Microsoft Office Tutorials and References

In Depth Information

**Using DDB to Calculate Double-Declining-Balance Depreciation**

The DB function returns the depreciation of an asset for a specified period,

using the fixed-declining-balance method. This function takes the following

arguments:

•
cost

cost
—
This is the initial cost of the asset.

•
salvage

salvage
—
This is the value at the end of the depreciation period. So-

metimes this is called the salvage valueof the asset.

•
life

life
—
This is the number of periods over which the asset is being de-

preciated. Sometimes this is called the useful lifeof the asset.

•
period

period
—
This is the period for which you want to calculate the de-

preciation. periodmust use the same units as life.

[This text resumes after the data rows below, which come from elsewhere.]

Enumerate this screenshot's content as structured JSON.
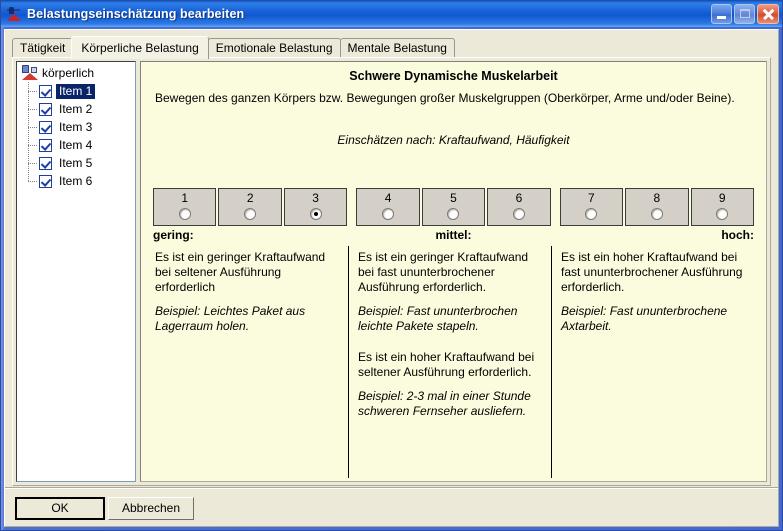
{
  "window": {
    "title": "Belastungseinschätzung bearbeiten",
    "icon": "assessment-icon",
    "buttons": {
      "minimize": "minimize-icon",
      "maximize": "maximize-icon",
      "close": "close-icon"
    }
  },
  "tabs": [
    {
      "label": "Tätigkeit",
      "active": false
    },
    {
      "label": "Körperliche Belastung",
      "active": true
    },
    {
      "label": "Emotionale Belastung",
      "active": false
    },
    {
      "label": "Mentale Belastung",
      "active": false
    }
  ],
  "tree": {
    "root": {
      "label": "körperlich",
      "icon": "load-assessment-icon"
    },
    "items": [
      {
        "label": "Item 1",
        "checked": true,
        "selected": true
      },
      {
        "label": "Item 2",
        "checked": true,
        "selected": false
      },
      {
        "label": "Item 3",
        "checked": true,
        "selected": false
      },
      {
        "label": "Item 4",
        "checked": true,
        "selected": false
      },
      {
        "label": "Item 5",
        "checked": true,
        "selected": false
      },
      {
        "label": "Item 6",
        "checked": true,
        "selected": false
      }
    ]
  },
  "content": {
    "title": "Schwere Dynamische Muskelarbeit",
    "description": "Bewegen des ganzen Körpers bzw. Bewegungen großer Muskelgruppen (Oberkörper, Arme und/oder Beine).",
    "criteria": "Einschätzen nach: Kraftaufwand, Häufigkeit",
    "scale": {
      "selected": 3,
      "groups": [
        {
          "level": "gering:",
          "values": [
            "1",
            "2",
            "3"
          ]
        },
        {
          "level": "mittel:",
          "values": [
            "4",
            "5",
            "6"
          ]
        },
        {
          "level": "hoch:",
          "values": [
            "7",
            "8",
            "9"
          ]
        }
      ]
    },
    "columns": [
      {
        "level": "gering:",
        "paragraphs": [
          {
            "text": "Es ist ein geringer Kraftaufwand bei seltener Ausführung erforderlich",
            "italic": false
          },
          {
            "text": "Beispiel: Leichtes Paket aus Lagerraum holen.",
            "italic": true
          }
        ]
      },
      {
        "level": "mittel:",
        "paragraphs": [
          {
            "text": "Es ist ein geringer Kraftaufwand bei fast ununterbrochener Ausführung erforderlich.",
            "italic": false
          },
          {
            "text": "Beispiel: Fast ununterbrochen leichte Pakete stapeln.",
            "italic": true
          },
          {
            "text": "Es ist ein hoher Kraftaufwand bei seltener Ausführung erforderlich.",
            "italic": false
          },
          {
            "text": "Beispiel: 2-3 mal in einer Stunde schweren Fernseher ausliefern.",
            "italic": true
          }
        ]
      },
      {
        "level": "hoch:",
        "paragraphs": [
          {
            "text": "Es ist ein hoher Kraftaufwand bei fast ununterbrochener Ausführung erforderlich.",
            "italic": false
          },
          {
            "text": "Beispiel: Fast ununterbrochene Axtarbeit.",
            "italic": true
          }
        ]
      }
    ]
  },
  "footer": {
    "ok_label": "OK",
    "cancel_label": "Abbrechen"
  },
  "colors": {
    "titlebar": "#1761d8",
    "content_bg": "#fbfbdd",
    "dialog_bg": "#ece9d8",
    "selection": "#0a246a",
    "close_button": "#cf4f2c"
  }
}
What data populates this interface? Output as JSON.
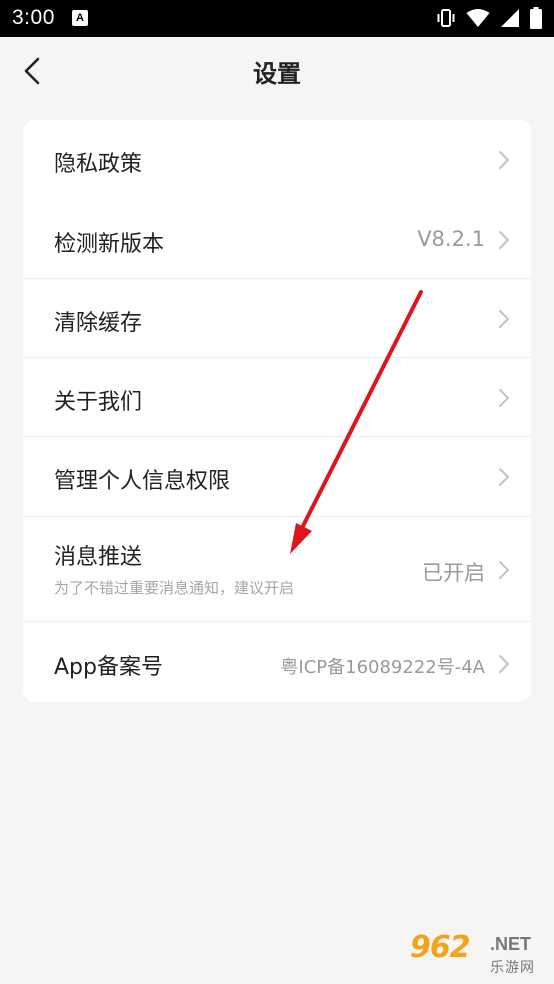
{
  "status_bar": {
    "time": "3:00",
    "notification_icon": "a-notification-icon",
    "right_icons": [
      "vibrate-icon",
      "wifi-icon",
      "signal-icon",
      "battery-icon"
    ]
  },
  "header": {
    "title": "设置",
    "back_icon": "chevron-left-icon"
  },
  "settings": {
    "items": [
      {
        "label": "隐私政策",
        "value": "",
        "subtitle": ""
      },
      {
        "label": "检测新版本",
        "value": "V8.2.1",
        "subtitle": ""
      },
      {
        "label": "清除缓存",
        "value": "",
        "subtitle": ""
      },
      {
        "label": "关于我们",
        "value": "",
        "subtitle": ""
      },
      {
        "label": "管理个人信息权限",
        "value": "",
        "subtitle": ""
      },
      {
        "label": "消息推送",
        "value": "已开启",
        "subtitle": "为了不错过重要消息通知，建议开启"
      },
      {
        "label": "App备案号",
        "value": "粤ICP备16089222号-4A",
        "subtitle": ""
      }
    ]
  },
  "annotation": {
    "color": "#e0141c"
  },
  "watermark": {
    "number": "962",
    "domain": ".NET",
    "site": "乐游网"
  },
  "colors": {
    "background": "#f5f5f5",
    "card": "#ffffff",
    "primary_text": "#222222",
    "secondary_text": "#9a9a9a"
  }
}
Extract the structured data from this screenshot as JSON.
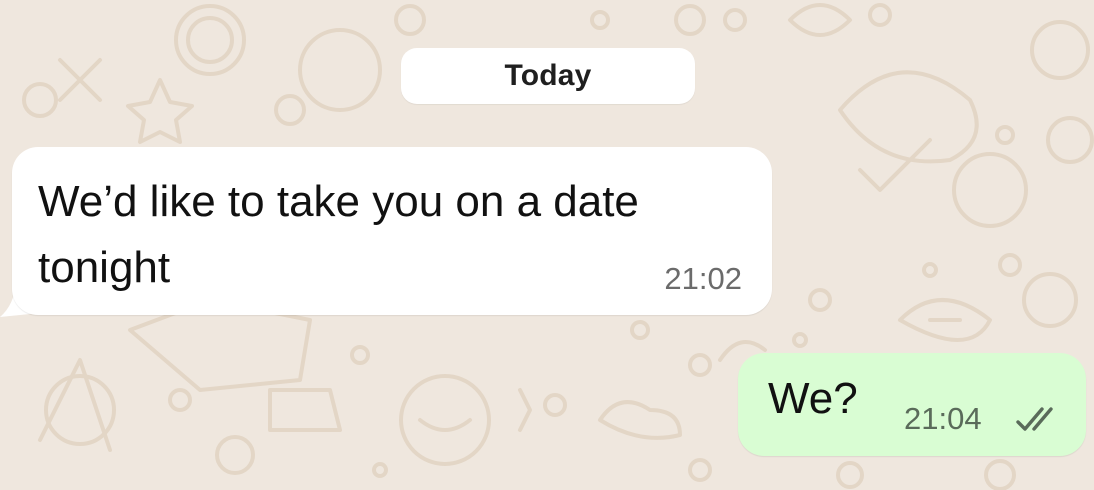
{
  "chat": {
    "date_separator": "Today",
    "messages": [
      {
        "direction": "incoming",
        "text": "We’d like to take you on a date tonight",
        "time": "21:02"
      },
      {
        "direction": "outgoing",
        "text": "We?",
        "time": "21:04",
        "status_icon": "double-check-icon"
      }
    ]
  },
  "colors": {
    "wallpaper": "#efe7de",
    "wallpaper_doodle": "#e3d6c6",
    "incoming_bubble": "#ffffff",
    "outgoing_bubble": "#d9fdd3",
    "date_chip": "#ffffff",
    "read_ticks": "#5a6b5a"
  }
}
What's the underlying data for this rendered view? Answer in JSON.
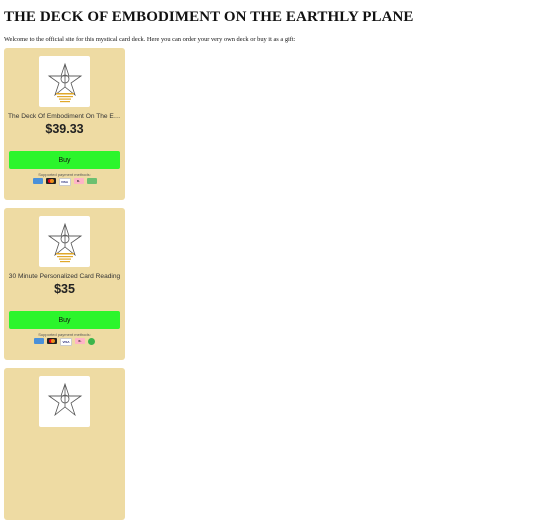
{
  "page": {
    "title": "THE DECK OF EMBODIMENT ON THE EARTHLY PLANE",
    "intro": "Welcome to the official site for this mystical card deck. Here you can order your very own deck or buy it as a gift:"
  },
  "products": [
    {
      "name": "The Deck Of Embodiment On The Earthly Plane",
      "price": "$39.33",
      "buy_label": "Buy",
      "payment_caption": "Supported payment methods:",
      "payment_icons": [
        "card-icon",
        "mastercard-icon",
        "visa-icon",
        "klarna-icon",
        "cash-icon"
      ]
    },
    {
      "name": "30 Minute Personalized Card Reading",
      "price": "$35",
      "buy_label": "Buy",
      "payment_caption": "Supported payment methods:",
      "payment_icons": [
        "card-icon",
        "mastercard-icon",
        "visa-icon",
        "klarna-icon",
        "cashapp-icon"
      ]
    },
    {
      "name": "",
      "price": "",
      "buy_label": "",
      "payment_caption": ""
    }
  ],
  "colors": {
    "card_bg": "#eedba3",
    "buy_button": "#2cf52c",
    "logo_gold": "#e0a82a"
  },
  "payment_text": {
    "visa": "VISA",
    "klarna": "K."
  }
}
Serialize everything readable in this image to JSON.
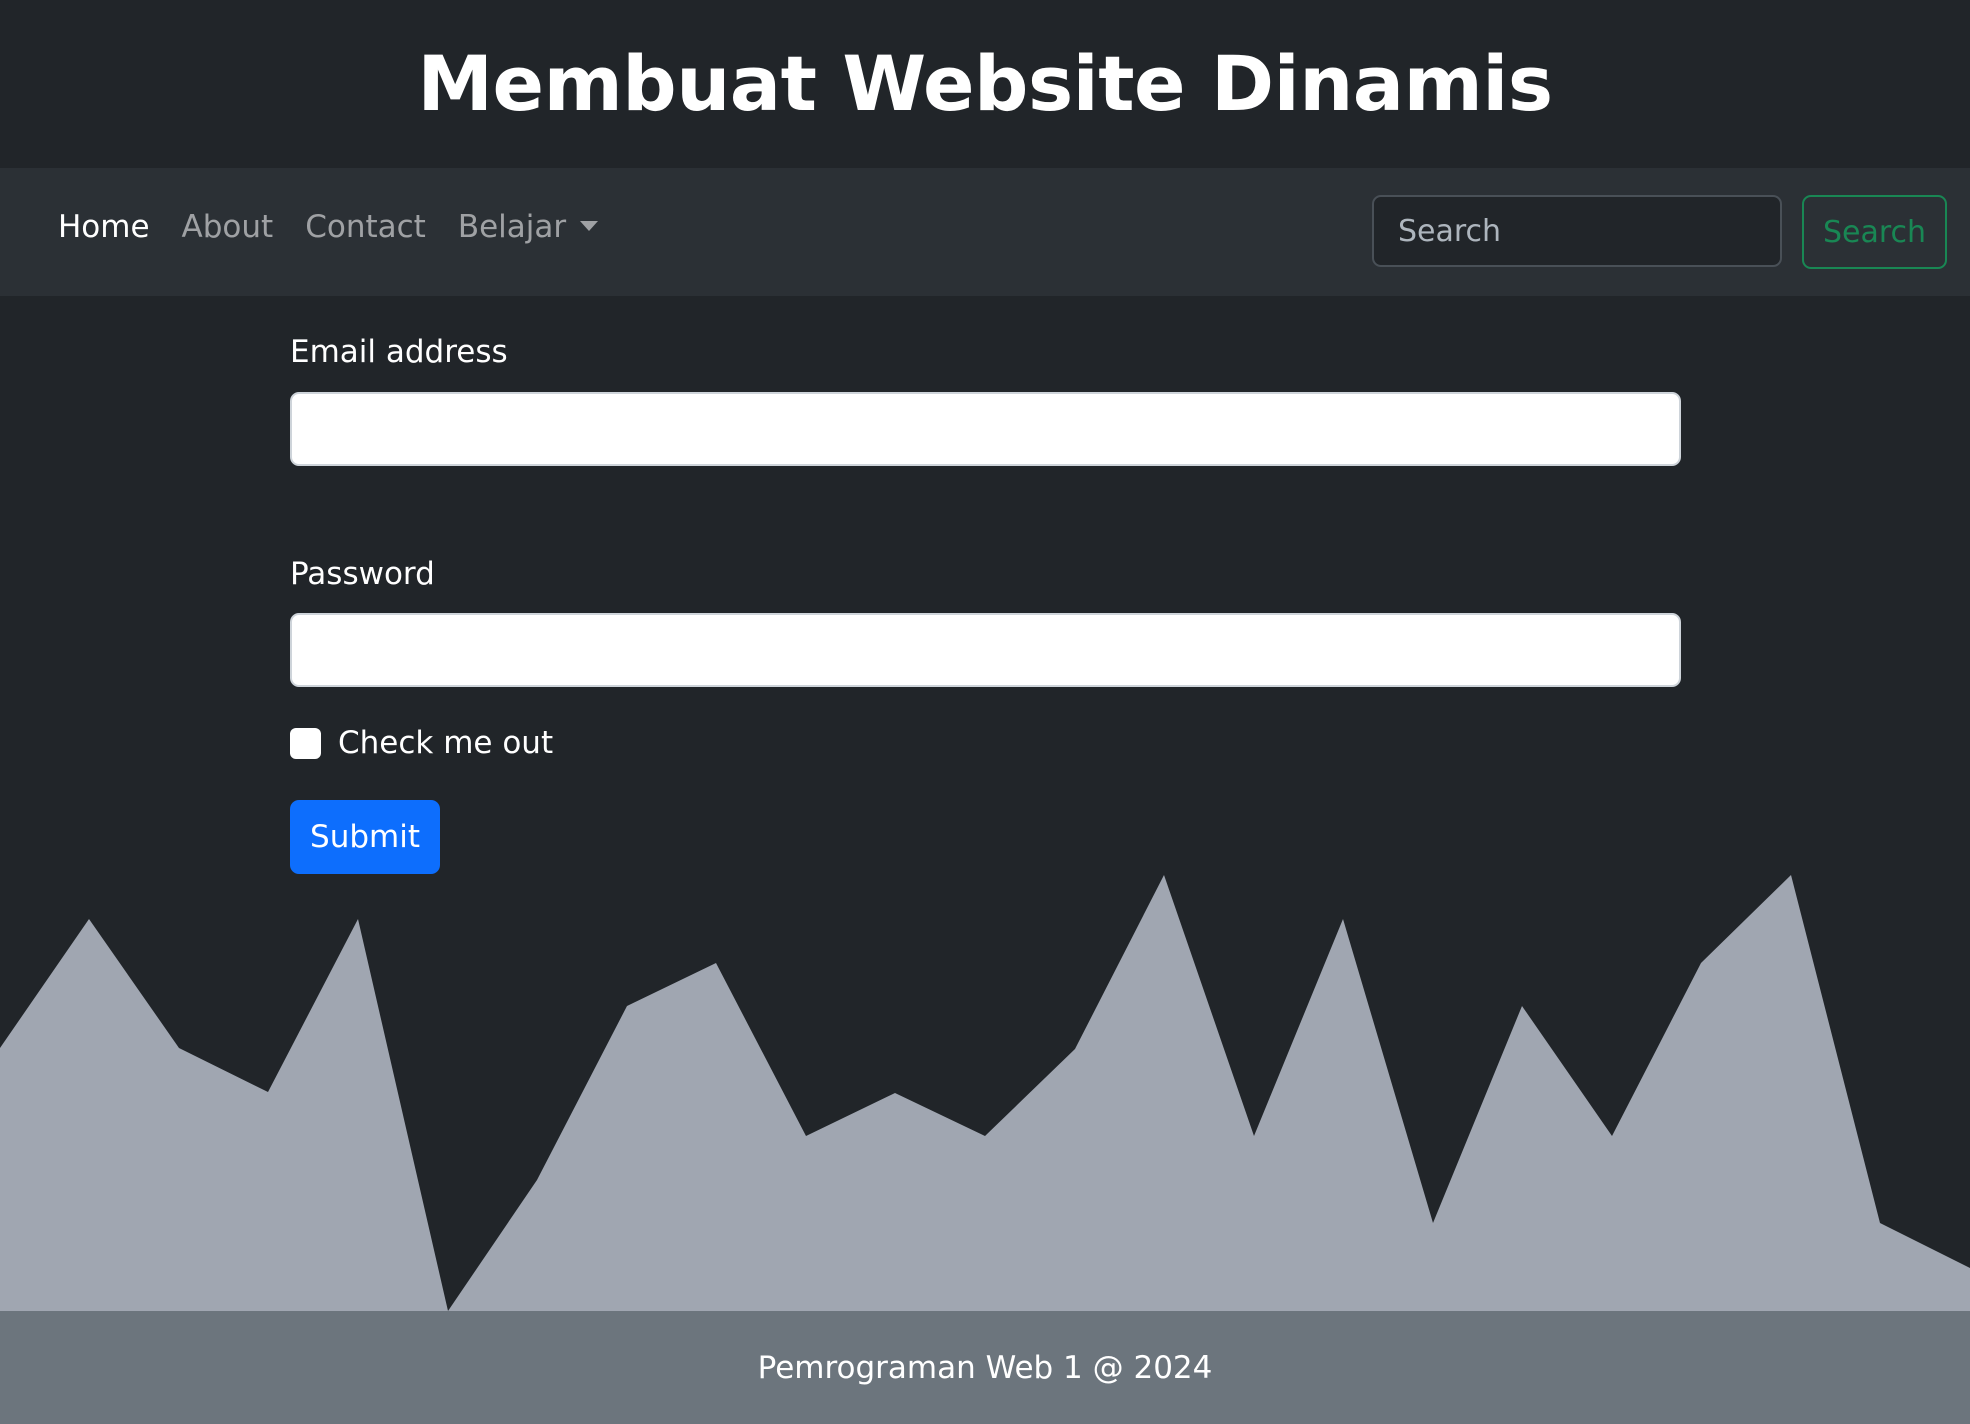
{
  "header": {
    "title": "Membuat Website Dinamis"
  },
  "nav": {
    "links": [
      {
        "label": "Home"
      },
      {
        "label": "About"
      },
      {
        "label": "Contact"
      },
      {
        "label": "Belajar"
      }
    ],
    "search": {
      "placeholder": "Search",
      "value": "",
      "button_label": "Search"
    }
  },
  "form": {
    "email_label": "Email address",
    "email_value": "",
    "password_label": "Password",
    "password_value": "",
    "checkbox_label": "Check me out",
    "checkbox_checked": false,
    "submit_label": "Submit"
  },
  "footer": {
    "text": "Pemrograman Web 1 @ 2024"
  },
  "colors": {
    "page_bg": "#212529",
    "navbar_bg": "#2b3035",
    "primary": "#0d6efd",
    "success": "#198754",
    "wave": "#a0a6b1",
    "footer_bg": "#6c757d"
  }
}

•
month

month
—
This is the number of months in the first year. If monthis

omitted, it is assumed to be 12.

Using

Using
DDB

to Calculate Double-Declining-Balance Depreciation

The double-declining-balance method is an aggressive (and legal) method for

calculating depreciation. Suppose you purchase a computer. In the first

year, the item might be state-of-the-art. By Year 2, it is worth far less be-

cause technology would have passed the computer by.

The name of this method reflects the fact that the depreciation rate is double

the normal rate but also that the depreciation rate is applied to the declining

balance of the asset
’
s value.

If the asset is depreciated over five years, the normal straight-line rate

would be 20%. In the double-declining-balance method, you get to use 40%

in each year. For example, the first year, depreciation on a $100,000 asset

would be 40%. But in Year 2, the 40% is multiplied by the remaining asset

value of $60,000. This method generates much higher depreciation in the first

few years of the asset life than the other methods.

DDB
to Calculate Double-Declining-Balance Depreciation

Note

In many depreciation systems, you are allowed to switch from double-

declining-balance to the straight-line method when the straight-line

method produces a higher depreciation. To do this, use the VDB function,

which is described later in this chapter.